The Dolphin Inn in Penzance has a long and interesting history, reputedly including amongst its visitors Sir Walter Raleigh and Judge Jeffries .
Judge Jeffries the notorious "Hanging Judge" is said to have held court in the dinning room, after the Duke of Monmouth's rebellion. Read More »
Castle Dore is an Iron age hillfort dating from around 200BC. It was possibly home to Cunomonus a local king who had a son called Drustanus. The castle is also associated with the legend of Tristan and Isolde. Read More »
Men-an-Tol, consist of a holed stone (with the largest hole of any British holed stone) between two upright stones, with other fallen stones nearby. The holed stone is considered to be the remains of an entrance to a chambered tomb. The whole structure having been covered with a mound of earth. As with many of these cromlechs it is difficult to image a mound covering them at any time. Read More »
Also known as The Giants Table, Lanyon Quoit is a Neolithic burial mound dating back to 2500BC. The chambered tomb is made up of three upright granite blocks and a capstone, the covering mound has long since weathered away. Read More »
The remains of this Iron Age village dating from around 200BC, houses a 66-foot long fogou. A fogou is an underground passage, completed in stone and covered with earth. They date from the Iron Age period to the Roman occupation.
There is some speculation as to their purpose. Whether they are storage facilities, safe havens from attackers or channels for earth currents is debatable. Read More »
The Hurlers are three stone circles situated on moorland to the Northwest of Minions. The circles are aligned Southwest to Northeast and consist of low granite blocks of varying shapes and sizes. They date back to the Bronze Age period.
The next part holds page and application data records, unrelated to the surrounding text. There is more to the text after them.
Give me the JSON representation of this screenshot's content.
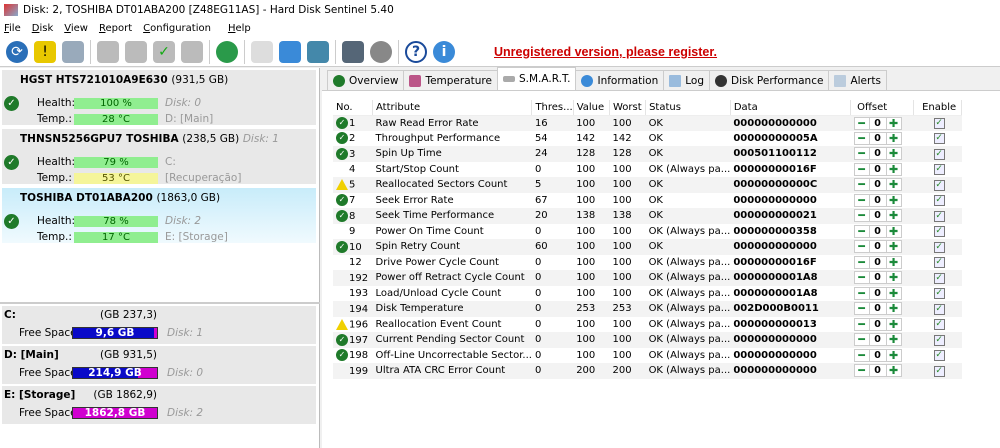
{
  "window": {
    "title": "Disk: 2, TOSHIBA DT01ABA200 [Z48EG11AS]  -  Hard Disk Sentinel 5.40"
  },
  "menu": [
    "File",
    "Disk",
    "View",
    "Report",
    "Configuration",
    "Help"
  ],
  "toolbar": {
    "unregistered": "Unregistered version, please register."
  },
  "disks": [
    {
      "name": "HGST HTS721010A9E630",
      "size": "(931,5 GB)",
      "disk_label": "",
      "health_label": "Health:",
      "health": "100 %",
      "health_value": 100,
      "temp_label": "Temp.:",
      "temp": "28 °C",
      "side1": "Disk: 0",
      "side2": "D: [Main]"
    },
    {
      "name": "THNSN5256GPU7 TOSHIBA",
      "size": "(238,5 GB)",
      "disk_label": "Disk: 1",
      "health_label": "Health:",
      "health": "79 %",
      "health_value": 79,
      "temp_label": "Temp.:",
      "temp": "53 °C",
      "side1": "C:",
      "side2": "[Recuperação]"
    },
    {
      "name": "TOSHIBA DT01ABA200",
      "size": "(1863,0 GB)",
      "disk_label": "",
      "health_label": "Health:",
      "health": "78 %",
      "health_value": 78,
      "temp_label": "Temp.:",
      "temp": "17 °C",
      "side1": "Disk: 2",
      "side2": "E: [Storage]"
    }
  ],
  "partitions": [
    {
      "name": "C:",
      "size": "(237,3 GB)",
      "free_label": "Free Space",
      "free": "9,6 GB",
      "used_percent": 96,
      "disk": "Disk: 1"
    },
    {
      "name": "D: [Main]",
      "size": "(931,5 GB)",
      "free_label": "Free Space",
      "free": "214,9 GB",
      "used_percent": 77,
      "disk": "Disk: 0"
    },
    {
      "name": "E: [Storage]",
      "size": "(1862,9 GB)",
      "free_label": "Free Space",
      "free": "1862,8 GB",
      "used_percent": 0,
      "disk": "Disk: 2"
    }
  ],
  "tabs": [
    "Overview",
    "Temperature",
    "S.M.A.R.T.",
    "Information",
    "Log",
    "Disk Performance",
    "Alerts"
  ],
  "smart": {
    "headers": [
      "No.",
      "Attribute",
      "Thres...",
      "Value",
      "Worst",
      "Status",
      "Data",
      "Offset",
      "Enable"
    ],
    "rows": [
      {
        "icon": "ok",
        "no": "1",
        "attr": "Raw Read Error Rate",
        "thr": "16",
        "val": "100",
        "worst": "100",
        "status": "OK",
        "data": "000000000000",
        "offset": "0"
      },
      {
        "icon": "ok",
        "no": "2",
        "attr": "Throughput Performance",
        "thr": "54",
        "val": "142",
        "worst": "142",
        "status": "OK",
        "data": "00000000005A",
        "offset": "0"
      },
      {
        "icon": "ok",
        "no": "3",
        "attr": "Spin Up Time",
        "thr": "24",
        "val": "128",
        "worst": "128",
        "status": "OK",
        "data": "000501100112",
        "offset": "0"
      },
      {
        "icon": "none",
        "no": "4",
        "attr": "Start/Stop Count",
        "thr": "0",
        "val": "100",
        "worst": "100",
        "status": "OK (Always pa...",
        "data": "00000000016F",
        "offset": "0"
      },
      {
        "icon": "warn",
        "no": "5",
        "attr": "Reallocated Sectors Count",
        "thr": "5",
        "val": "100",
        "worst": "100",
        "status": "OK",
        "data": "00000000000C",
        "offset": "0"
      },
      {
        "icon": "ok",
        "no": "7",
        "attr": "Seek Error Rate",
        "thr": "67",
        "val": "100",
        "worst": "100",
        "status": "OK",
        "data": "000000000000",
        "offset": "0"
      },
      {
        "icon": "ok",
        "no": "8",
        "attr": "Seek Time Performance",
        "thr": "20",
        "val": "138",
        "worst": "138",
        "status": "OK",
        "data": "000000000021",
        "offset": "0"
      },
      {
        "icon": "none",
        "no": "9",
        "attr": "Power On Time Count",
        "thr": "0",
        "val": "100",
        "worst": "100",
        "status": "OK (Always pa...",
        "data": "000000000358",
        "offset": "0"
      },
      {
        "icon": "ok",
        "no": "10",
        "attr": "Spin Retry Count",
        "thr": "60",
        "val": "100",
        "worst": "100",
        "status": "OK",
        "data": "000000000000",
        "offset": "0"
      },
      {
        "icon": "none",
        "no": "12",
        "attr": "Drive Power Cycle Count",
        "thr": "0",
        "val": "100",
        "worst": "100",
        "status": "OK (Always pa...",
        "data": "00000000016F",
        "offset": "0"
      },
      {
        "icon": "none",
        "no": "192",
        "attr": "Power off Retract Cycle Count",
        "thr": "0",
        "val": "100",
        "worst": "100",
        "status": "OK (Always pa...",
        "data": "0000000001A8",
        "offset": "0"
      },
      {
        "icon": "none",
        "no": "193",
        "attr": "Load/Unload Cycle Count",
        "thr": "0",
        "val": "100",
        "worst": "100",
        "status": "OK (Always pa...",
        "data": "0000000001A8",
        "offset": "0"
      },
      {
        "icon": "none",
        "no": "194",
        "attr": "Disk Temperature",
        "thr": "0",
        "val": "253",
        "worst": "253",
        "status": "OK (Always pa...",
        "data": "002D000B0011",
        "offset": "0"
      },
      {
        "icon": "warn",
        "no": "196",
        "attr": "Reallocation Event Count",
        "thr": "0",
        "val": "100",
        "worst": "100",
        "status": "OK (Always pa...",
        "data": "000000000013",
        "offset": "0"
      },
      {
        "icon": "ok",
        "no": "197",
        "attr": "Current Pending Sector Count",
        "thr": "0",
        "val": "100",
        "worst": "100",
        "status": "OK (Always pa...",
        "data": "000000000000",
        "offset": "0"
      },
      {
        "icon": "ok",
        "no": "198",
        "attr": "Off-Line Uncorrectable Sector...",
        "thr": "0",
        "val": "100",
        "worst": "100",
        "status": "OK (Always pa...",
        "data": "000000000000",
        "offset": "0"
      },
      {
        "icon": "none",
        "no": "199",
        "attr": "Ultra ATA CRC Error Count",
        "thr": "0",
        "val": "200",
        "worst": "200",
        "status": "OK (Always pa...",
        "data": "000000000000",
        "offset": "0"
      }
    ]
  }
}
According to legend they are reputed to be the petrified remains of men who were hurling on the Sabbath. Read More »
St Michael's Mount is a picturesque rocky island that has been described as the 'Jewel in Cornwall's crown' - perhaps a reason for its popularity with visitors. Read More »
A phantom sailing ship is said to sail into the cove and over the beach.
Directions: Porthcurno is reached from a minor road off the B3315.
It is said that the sound of a bell issues from a particular grave in the churchyard, when someone who is destined to die soon passes over it.
The church yard also contains a stone said to have been split open by St Levan. According to tradition if the gap becomes wide enough for a horse and cart to pass through it, it will signal the end of the world. Read More »
Trevethy Quoit, also known as King Arthur's Quoit, is one of the more impressive burial chambers in Cornwall. Standing at over 15 feet 4.6 Metres. This cromlech dates from the Bronze Age period. The capstone is pierced by a hole, the purpose of which is unknown. Read More »
The cove is said to be haunted by a figure in dark clothing. It is difficult to ascertain whether this is connected in any way to the name of the place, but there was a sighting of the figure in the 1970s.
Directions: The cove can be reached off the B3301, on the Cornwall coastal path.
This beautiful glen is home to two rock cut labyrinths of classical (Cretan) design next to a watermill in rocky valley. Each carving is about 12 inches across its face.
There is some conjecture about their origin. They may date from the Bronze Age or Iron Age period, but are more likely to be the work of a local miller in the eighteenth century. Read More »